The aim of this contribution is to explore the likely legal implications for the various parties involved if a serious incident with an inland vessel carrying a dangerous cargo were to occur, e.g. an explosion of the dangerous substance or a spillage thereof from an inland vessel somewhere on the river Rhine, perhaps in Germany or the Netherlands or near the border between these countries. However, regulatory aspects of transport of dangerous goods by inland waterways and the classification of dangerous goods16 falls outside the scope of this contribution. The incident may have been caused by a collision with another inland vessel or the inland vessel unilaterally colliding with a bridge pillar or the doors of a lock. Furthermore it is presumed that the chemical substance is of a very toxic, explosive and flammable nature and thus very dangerous to human and animal life even in smaller doses as well as a threat to the environment if spilled from an inland vessel. The incident causes death and serious injuries to persons both on board the vessels and in the immediate vicinity of the incident, as well as environmental damage and substantial clean-up costs. Finally, both the local authorities and the manufacturer of the dangerous are obliged to order extensive preventive measures to be taken in order to contain the polluted surface waters and to prevent the pollutant from flowing downriver and from spreading all over the Rhine delta. Obviously the above incident can give rise to a multitude of liability claims for a variety of heads of damage against various possibly liable parties. One of the first questions to arise is which court(s) have jurisdiction to hear these claims (§ 3) and whether it is possible in the interest of a swift and sound administration of justice to concentrate or consolidate these proceedings before a single court. The next issue that needs to be resolved is to determine the applicable law(s) to the various liability claims (§ 4). After this, the alternative grounds upon which civil and other liability for the dangerous goods incident may be based are looked into (§ 5). This is followed by a brief discussion of the possibility of limitation of liability in case of an incident with dangerous goods ori- ginating from an inland vessel (§ 6). This contribution concludes with some final observations (in § 7). As will become evident below, the above dangerous substances incident gives rise to a range of legal questions which are governed by a variety of international legal instruments as well as national laws. In the latter case, the author chooses to limit the discussion to comparisons between German and Dutch law.

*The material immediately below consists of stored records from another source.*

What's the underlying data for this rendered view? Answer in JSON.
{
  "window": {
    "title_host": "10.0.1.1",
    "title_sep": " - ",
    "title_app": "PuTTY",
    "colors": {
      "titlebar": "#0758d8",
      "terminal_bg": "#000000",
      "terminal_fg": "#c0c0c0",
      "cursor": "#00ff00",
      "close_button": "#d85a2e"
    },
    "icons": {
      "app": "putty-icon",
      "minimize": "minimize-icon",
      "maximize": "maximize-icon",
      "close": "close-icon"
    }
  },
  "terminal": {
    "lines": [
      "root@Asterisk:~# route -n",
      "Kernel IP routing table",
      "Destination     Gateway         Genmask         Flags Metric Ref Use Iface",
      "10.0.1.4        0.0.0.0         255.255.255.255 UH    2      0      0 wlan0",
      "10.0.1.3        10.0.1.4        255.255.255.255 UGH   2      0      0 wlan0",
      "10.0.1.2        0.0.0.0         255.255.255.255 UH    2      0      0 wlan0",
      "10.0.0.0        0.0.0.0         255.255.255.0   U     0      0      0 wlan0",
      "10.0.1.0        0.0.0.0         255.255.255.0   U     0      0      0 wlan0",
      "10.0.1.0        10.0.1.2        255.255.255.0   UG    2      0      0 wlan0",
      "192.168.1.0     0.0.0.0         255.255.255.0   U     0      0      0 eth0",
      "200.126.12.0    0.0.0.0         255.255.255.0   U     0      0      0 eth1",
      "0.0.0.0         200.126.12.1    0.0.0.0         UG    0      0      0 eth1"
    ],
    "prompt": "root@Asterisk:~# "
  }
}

|Title of host publication
|Festschrift Resi Hacksteiner - A voyage through the law of Inland Shipping
|Place of Publication
|Number of pages
|Published - 2020